The expected answer is every line of the material that contains the word "reports".
*-*-*
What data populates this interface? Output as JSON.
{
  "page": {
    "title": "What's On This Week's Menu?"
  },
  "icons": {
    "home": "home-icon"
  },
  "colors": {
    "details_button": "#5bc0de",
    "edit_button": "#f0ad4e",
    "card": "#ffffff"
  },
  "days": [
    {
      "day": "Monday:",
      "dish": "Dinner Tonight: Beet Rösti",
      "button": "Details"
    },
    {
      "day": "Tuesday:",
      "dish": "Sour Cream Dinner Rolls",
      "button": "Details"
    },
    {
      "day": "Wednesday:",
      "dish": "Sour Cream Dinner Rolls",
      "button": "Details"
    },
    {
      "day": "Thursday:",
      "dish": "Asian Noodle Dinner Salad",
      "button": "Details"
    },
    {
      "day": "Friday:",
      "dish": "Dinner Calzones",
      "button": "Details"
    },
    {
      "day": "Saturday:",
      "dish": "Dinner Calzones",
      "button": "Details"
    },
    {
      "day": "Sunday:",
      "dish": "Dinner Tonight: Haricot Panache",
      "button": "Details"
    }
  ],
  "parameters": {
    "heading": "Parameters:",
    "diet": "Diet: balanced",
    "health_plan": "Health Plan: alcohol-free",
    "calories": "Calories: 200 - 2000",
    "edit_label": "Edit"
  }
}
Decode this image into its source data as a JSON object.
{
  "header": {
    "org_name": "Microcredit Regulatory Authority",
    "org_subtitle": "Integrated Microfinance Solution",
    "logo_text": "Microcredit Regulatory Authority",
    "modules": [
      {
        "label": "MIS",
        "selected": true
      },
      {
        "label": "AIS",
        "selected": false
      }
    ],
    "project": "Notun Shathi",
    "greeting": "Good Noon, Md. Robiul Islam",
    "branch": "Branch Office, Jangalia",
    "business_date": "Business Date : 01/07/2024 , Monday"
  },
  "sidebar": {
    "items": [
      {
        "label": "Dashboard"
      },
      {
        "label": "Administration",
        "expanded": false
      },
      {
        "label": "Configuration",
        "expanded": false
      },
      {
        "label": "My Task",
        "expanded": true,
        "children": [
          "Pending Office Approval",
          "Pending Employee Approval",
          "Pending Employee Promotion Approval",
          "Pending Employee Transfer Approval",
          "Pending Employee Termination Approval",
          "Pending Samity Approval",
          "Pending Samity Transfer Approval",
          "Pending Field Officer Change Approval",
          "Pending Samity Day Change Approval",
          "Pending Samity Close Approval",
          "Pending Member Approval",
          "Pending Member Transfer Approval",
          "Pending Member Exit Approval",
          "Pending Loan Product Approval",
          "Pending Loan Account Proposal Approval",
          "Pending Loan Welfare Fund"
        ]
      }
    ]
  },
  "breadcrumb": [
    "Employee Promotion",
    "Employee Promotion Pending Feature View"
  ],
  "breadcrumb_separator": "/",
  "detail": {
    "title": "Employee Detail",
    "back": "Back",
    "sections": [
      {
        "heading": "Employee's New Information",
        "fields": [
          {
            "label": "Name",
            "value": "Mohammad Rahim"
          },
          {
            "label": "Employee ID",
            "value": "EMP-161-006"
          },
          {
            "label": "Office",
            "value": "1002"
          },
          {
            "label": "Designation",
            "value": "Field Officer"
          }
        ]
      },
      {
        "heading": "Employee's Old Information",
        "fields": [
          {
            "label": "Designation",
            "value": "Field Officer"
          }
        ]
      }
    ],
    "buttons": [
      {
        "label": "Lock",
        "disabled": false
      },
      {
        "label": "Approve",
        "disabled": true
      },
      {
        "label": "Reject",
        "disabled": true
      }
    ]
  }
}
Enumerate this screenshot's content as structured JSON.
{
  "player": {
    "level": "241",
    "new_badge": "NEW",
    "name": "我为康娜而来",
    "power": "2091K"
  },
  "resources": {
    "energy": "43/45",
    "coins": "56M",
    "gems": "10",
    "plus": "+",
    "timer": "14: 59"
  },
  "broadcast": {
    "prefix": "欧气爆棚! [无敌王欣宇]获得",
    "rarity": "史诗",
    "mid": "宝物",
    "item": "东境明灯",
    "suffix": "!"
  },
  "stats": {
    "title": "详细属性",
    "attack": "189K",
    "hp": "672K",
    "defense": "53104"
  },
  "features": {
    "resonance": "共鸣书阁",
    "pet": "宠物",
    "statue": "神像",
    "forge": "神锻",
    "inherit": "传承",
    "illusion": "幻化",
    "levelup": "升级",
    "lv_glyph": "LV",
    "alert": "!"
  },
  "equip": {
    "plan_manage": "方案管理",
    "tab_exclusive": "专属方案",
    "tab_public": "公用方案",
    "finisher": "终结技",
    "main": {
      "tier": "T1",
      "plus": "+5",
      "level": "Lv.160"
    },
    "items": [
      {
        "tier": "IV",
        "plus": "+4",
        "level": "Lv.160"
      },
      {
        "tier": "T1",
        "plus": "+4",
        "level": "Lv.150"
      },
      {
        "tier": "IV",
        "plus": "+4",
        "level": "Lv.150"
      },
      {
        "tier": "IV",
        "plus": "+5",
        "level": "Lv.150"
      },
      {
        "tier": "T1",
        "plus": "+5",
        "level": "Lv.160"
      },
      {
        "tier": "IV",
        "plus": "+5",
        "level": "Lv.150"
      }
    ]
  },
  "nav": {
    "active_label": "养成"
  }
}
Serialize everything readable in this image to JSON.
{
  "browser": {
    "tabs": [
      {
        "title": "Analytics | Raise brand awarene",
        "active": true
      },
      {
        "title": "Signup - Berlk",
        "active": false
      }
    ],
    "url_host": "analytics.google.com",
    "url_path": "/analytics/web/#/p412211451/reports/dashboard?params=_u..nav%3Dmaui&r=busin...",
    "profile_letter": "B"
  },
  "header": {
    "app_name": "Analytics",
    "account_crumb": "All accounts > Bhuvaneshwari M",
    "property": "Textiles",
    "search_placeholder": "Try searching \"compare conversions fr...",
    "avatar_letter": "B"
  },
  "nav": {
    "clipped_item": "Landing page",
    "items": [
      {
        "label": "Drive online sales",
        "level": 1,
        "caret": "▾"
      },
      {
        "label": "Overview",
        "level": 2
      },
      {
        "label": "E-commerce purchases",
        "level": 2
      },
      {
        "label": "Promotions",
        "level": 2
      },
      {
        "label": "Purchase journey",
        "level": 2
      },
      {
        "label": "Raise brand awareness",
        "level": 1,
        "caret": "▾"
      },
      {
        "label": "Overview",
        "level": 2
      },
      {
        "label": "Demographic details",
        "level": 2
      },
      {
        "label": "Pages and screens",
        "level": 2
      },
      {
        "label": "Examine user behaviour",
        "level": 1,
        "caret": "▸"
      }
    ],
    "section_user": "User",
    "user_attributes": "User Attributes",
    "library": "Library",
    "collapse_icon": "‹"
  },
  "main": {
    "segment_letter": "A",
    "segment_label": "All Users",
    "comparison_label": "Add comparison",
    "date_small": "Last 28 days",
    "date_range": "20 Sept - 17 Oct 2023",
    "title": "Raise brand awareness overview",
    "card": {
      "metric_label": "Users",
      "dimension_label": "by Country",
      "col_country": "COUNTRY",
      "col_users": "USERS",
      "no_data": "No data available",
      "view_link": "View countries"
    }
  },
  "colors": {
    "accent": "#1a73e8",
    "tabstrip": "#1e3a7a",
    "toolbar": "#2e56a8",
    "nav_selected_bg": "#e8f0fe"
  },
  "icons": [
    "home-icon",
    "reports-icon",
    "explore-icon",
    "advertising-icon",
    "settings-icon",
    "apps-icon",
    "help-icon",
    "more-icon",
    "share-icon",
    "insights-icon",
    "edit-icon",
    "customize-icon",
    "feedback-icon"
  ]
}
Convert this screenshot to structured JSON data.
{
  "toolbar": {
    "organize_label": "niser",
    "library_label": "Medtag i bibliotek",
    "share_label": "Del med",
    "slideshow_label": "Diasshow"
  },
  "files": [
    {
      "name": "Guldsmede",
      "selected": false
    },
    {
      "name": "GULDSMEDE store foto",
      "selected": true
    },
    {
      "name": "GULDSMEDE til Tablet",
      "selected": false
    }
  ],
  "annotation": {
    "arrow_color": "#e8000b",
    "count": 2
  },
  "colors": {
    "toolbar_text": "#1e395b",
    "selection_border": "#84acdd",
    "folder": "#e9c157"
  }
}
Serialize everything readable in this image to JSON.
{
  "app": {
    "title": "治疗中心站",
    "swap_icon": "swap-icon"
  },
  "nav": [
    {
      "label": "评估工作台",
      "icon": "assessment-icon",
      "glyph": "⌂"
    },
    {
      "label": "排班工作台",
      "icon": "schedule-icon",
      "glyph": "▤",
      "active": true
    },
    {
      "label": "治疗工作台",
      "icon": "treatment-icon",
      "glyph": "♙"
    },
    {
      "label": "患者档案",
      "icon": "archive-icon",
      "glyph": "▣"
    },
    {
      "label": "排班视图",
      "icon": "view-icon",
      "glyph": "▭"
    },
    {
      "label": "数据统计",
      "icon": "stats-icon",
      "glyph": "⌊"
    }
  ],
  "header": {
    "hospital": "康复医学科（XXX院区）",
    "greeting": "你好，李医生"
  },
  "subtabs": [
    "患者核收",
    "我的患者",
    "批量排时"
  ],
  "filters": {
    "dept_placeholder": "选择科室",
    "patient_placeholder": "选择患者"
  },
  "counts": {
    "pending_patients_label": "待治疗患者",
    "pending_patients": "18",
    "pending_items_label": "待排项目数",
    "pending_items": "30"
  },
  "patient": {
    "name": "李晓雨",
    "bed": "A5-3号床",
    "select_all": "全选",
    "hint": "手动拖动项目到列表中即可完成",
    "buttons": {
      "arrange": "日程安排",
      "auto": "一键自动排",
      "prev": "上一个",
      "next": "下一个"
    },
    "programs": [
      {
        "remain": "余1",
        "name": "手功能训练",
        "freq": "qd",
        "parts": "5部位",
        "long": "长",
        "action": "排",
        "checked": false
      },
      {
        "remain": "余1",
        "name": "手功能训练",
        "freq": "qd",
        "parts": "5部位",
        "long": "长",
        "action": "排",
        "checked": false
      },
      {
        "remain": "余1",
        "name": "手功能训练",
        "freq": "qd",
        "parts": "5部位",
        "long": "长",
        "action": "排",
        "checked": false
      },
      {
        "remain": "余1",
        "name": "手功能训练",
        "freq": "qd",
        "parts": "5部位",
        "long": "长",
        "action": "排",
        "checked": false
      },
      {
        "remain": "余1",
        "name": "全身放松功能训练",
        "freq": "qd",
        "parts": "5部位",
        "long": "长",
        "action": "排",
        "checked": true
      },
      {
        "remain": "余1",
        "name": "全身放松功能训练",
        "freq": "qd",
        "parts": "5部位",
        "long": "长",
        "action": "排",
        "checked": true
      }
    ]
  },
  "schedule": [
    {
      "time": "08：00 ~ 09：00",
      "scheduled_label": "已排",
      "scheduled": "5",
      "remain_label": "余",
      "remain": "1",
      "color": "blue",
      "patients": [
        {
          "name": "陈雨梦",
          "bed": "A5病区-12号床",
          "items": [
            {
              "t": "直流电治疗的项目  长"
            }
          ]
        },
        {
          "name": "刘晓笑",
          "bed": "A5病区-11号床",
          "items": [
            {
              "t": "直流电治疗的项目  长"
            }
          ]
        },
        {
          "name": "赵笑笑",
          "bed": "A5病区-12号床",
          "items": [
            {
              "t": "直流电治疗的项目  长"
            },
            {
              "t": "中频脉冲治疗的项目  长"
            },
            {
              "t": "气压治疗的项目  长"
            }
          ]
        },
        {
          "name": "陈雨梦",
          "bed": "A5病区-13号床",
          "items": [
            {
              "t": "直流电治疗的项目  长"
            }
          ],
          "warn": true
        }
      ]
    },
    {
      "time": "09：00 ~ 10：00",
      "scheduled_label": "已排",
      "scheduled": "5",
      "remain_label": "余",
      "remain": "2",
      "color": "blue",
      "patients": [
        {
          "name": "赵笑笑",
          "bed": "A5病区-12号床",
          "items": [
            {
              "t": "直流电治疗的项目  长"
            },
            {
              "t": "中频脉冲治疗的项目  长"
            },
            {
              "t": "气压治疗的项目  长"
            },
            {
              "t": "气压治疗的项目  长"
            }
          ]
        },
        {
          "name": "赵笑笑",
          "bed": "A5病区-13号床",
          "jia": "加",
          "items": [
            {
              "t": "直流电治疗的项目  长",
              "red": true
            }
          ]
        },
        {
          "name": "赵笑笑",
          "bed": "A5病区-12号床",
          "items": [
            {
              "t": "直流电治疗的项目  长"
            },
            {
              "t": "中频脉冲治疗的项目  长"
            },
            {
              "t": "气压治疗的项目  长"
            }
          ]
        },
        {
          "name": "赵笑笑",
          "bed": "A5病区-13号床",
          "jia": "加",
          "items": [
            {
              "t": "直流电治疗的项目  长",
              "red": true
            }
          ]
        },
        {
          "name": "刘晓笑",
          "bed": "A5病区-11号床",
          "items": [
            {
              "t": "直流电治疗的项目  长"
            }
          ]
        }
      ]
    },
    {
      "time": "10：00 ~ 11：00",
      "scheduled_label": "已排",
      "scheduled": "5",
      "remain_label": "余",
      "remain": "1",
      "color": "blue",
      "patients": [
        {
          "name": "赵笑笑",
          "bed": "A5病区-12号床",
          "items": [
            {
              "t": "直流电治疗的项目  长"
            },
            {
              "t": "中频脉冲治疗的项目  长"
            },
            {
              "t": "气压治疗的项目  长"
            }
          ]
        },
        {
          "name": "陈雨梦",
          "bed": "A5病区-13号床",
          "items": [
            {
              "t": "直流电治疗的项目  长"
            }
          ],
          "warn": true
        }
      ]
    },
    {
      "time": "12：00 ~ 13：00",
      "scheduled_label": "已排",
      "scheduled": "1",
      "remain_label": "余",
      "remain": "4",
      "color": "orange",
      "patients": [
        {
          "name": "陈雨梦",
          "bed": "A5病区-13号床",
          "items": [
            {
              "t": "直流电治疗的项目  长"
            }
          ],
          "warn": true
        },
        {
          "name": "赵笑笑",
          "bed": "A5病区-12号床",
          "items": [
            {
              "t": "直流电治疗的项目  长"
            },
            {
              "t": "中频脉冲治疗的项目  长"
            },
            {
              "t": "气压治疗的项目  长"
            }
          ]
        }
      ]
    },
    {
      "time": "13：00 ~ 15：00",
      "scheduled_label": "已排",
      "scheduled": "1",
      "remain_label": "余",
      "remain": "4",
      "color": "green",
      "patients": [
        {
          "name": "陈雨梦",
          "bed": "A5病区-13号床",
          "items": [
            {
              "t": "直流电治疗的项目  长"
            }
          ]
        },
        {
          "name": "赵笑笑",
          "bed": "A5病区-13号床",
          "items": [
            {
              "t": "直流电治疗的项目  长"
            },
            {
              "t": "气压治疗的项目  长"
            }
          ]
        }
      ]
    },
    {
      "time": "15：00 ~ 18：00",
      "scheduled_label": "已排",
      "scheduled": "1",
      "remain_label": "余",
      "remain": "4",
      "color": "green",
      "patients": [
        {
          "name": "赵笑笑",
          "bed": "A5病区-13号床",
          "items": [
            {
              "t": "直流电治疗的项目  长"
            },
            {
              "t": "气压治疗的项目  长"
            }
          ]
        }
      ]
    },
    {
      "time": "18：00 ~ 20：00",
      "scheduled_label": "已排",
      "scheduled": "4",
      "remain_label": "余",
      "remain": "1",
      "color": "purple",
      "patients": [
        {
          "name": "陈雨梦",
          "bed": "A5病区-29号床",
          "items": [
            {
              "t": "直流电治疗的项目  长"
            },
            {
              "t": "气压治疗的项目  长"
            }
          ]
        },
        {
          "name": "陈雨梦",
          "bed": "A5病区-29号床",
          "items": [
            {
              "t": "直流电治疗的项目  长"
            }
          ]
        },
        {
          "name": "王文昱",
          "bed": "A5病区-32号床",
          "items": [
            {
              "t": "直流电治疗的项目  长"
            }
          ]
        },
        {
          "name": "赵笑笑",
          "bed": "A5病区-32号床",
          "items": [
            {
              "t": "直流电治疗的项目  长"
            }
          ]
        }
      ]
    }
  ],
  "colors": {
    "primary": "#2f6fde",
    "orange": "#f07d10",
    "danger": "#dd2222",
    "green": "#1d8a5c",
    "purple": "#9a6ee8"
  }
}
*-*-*
OUTPUT FOR THIS TASK:
    "url_path": "/analytics/web/#/p412211451/reports/dashboard?params=_u..nav%3Dmaui&r=busin...",
    "reports-icon",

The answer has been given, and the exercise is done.